“Big picture, we see this as another step in the re-rating of oil and gas, and the journey from Big Oil to Big Energy.” – Wood Mckenzie
International consulting giant Wood Mckenzie issued a press release (copied below) Monday about BP’s write-down of as much as $17.5 billion of its assets, part of the UK-based company’s gradual exit from oil and gas. Energy. Jeremy McCrae says the trend started in Europe and is now picking up steam in North America. Are Canada’s big oil companies also transitioning from Big Oil to Big Energy?
BP press release
Speaking after BP announced it will write down as much as $17.5 billion on the value of its assets when it reports its second-quarter results, Luke Parker, vice president, corporate analysis, at Wood Mackenzie, said: “The impairment shouldn’t come as a big surprise. The risks were clearly flagged in BP’s 2019 annual report.
“While these are non-cash charges, with no bearing on cash flows, the implications – near-term and long-term – are very real.
“In the near-term, the impact of a US$17.5 billion write-down on shareholders equity would push BP’s gearing ratio to 45% (including lease liabilities, 41% excluding). A US$13 billion write-down would push these figures to 44% and 40% respectively. This is uncomfortably high.
“Greater urgency to pay down debt will put further pressure on the dividend. Of course, under BP’s latest price assumptions, cash generation will be less than previously anticipated.
“In the longer term, this is about BP’s strategic shift away from oil and gas.

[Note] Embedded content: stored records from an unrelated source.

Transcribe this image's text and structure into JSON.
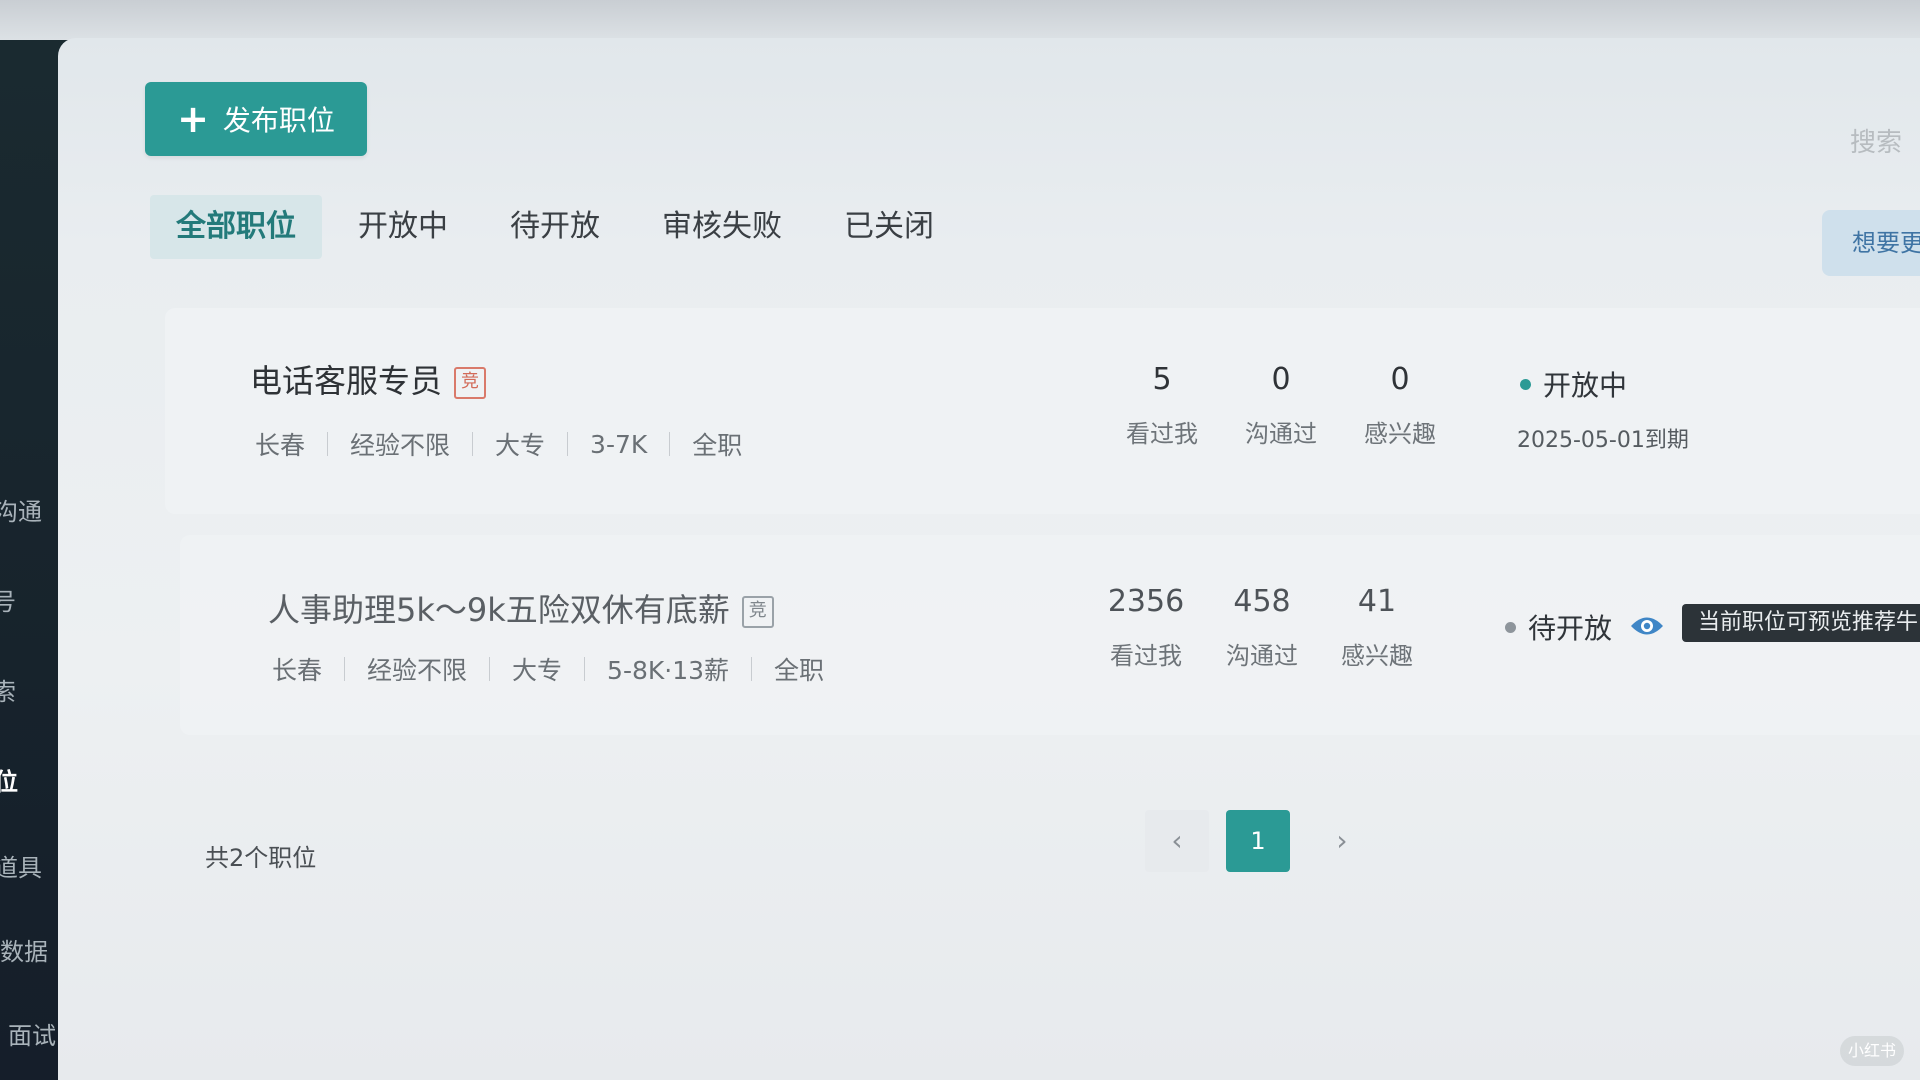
{
  "sidebar": {
    "items": [
      {
        "label": "沟通",
        "active": false
      },
      {
        "label": "号",
        "active": false
      },
      {
        "label": "索",
        "active": false
      },
      {
        "label": "位",
        "active": true
      },
      {
        "label": "道具",
        "active": false
      },
      {
        "label": "数据",
        "active": false
      },
      {
        "label": "面试",
        "active": false
      }
    ]
  },
  "toolbar": {
    "publish_label": "发布职位",
    "search_label": "搜索",
    "promo_label": "想要更"
  },
  "tabs": [
    {
      "label": "全部职位",
      "active": true
    },
    {
      "label": "开放中",
      "active": false
    },
    {
      "label": "待开放",
      "active": false
    },
    {
      "label": "审核失败",
      "active": false
    },
    {
      "label": "已关闭",
      "active": false
    }
  ],
  "jobs": [
    {
      "title": "电话客服专员",
      "badge": "竞",
      "meta": [
        "长春",
        "经验不限",
        "大专",
        "3-7K",
        "全职"
      ],
      "stats": [
        {
          "value": "5",
          "label": "看过我"
        },
        {
          "value": "0",
          "label": "沟通过"
        },
        {
          "value": "0",
          "label": "感兴趣"
        }
      ],
      "status": "开放中",
      "status_color": "#2b9a95",
      "expire": "2025-05-01到期"
    },
    {
      "title": "人事助理5k～9k五险双休有底薪",
      "badge": "竞",
      "meta": [
        "长春",
        "经验不限",
        "大专",
        "5-8K·13薪",
        "全职"
      ],
      "stats": [
        {
          "value": "2356",
          "label": "看过我"
        },
        {
          "value": "458",
          "label": "沟通过"
        },
        {
          "value": "41",
          "label": "感兴趣"
        }
      ],
      "status": "待开放",
      "status_color": "#8e959b",
      "tooltip": "当前职位可预览推荐牛"
    }
  ],
  "pagination": {
    "total_text": "共2个职位",
    "current_page": "1",
    "prev": "‹",
    "next": "›"
  },
  "colors": {
    "accent": "#2b9a95",
    "sidebar_bg": "#17232c",
    "eye_icon": "#3f86c6"
  },
  "watermark": "小红书"
}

While that will be a multi-decade affair, BP is already getting to grips with the idea that its upstream assets are worth less than it believed as recently as six months ago. Indeed, some of them are worth nothing.

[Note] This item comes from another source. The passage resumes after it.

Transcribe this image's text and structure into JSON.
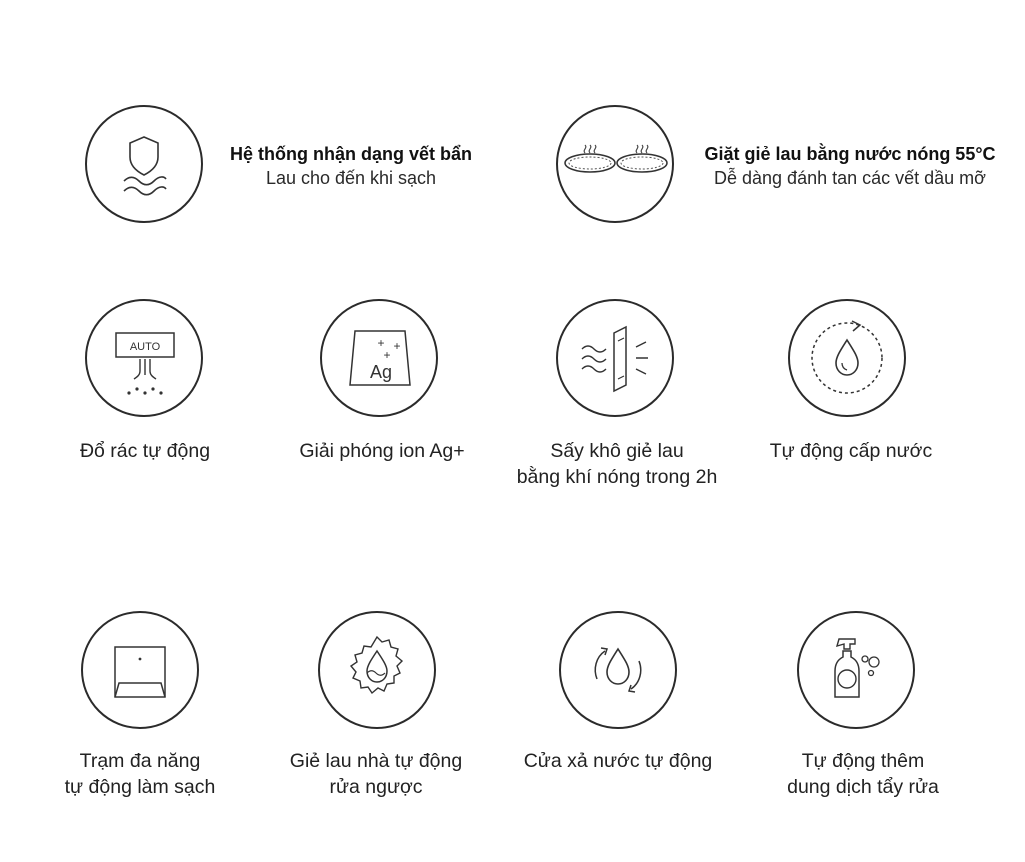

“Big picture, we see this as another step in the re-rating of oil and gas, and the journey from Big Oil to Big Energy. BP is working through the detail of the ‘reimagine’ strategy that it unveiled in February. That will be presented in September, and will provide a much clearer picture of BP’s plans for capital allocation and cashflow generation as it makes the transition to net-zero.”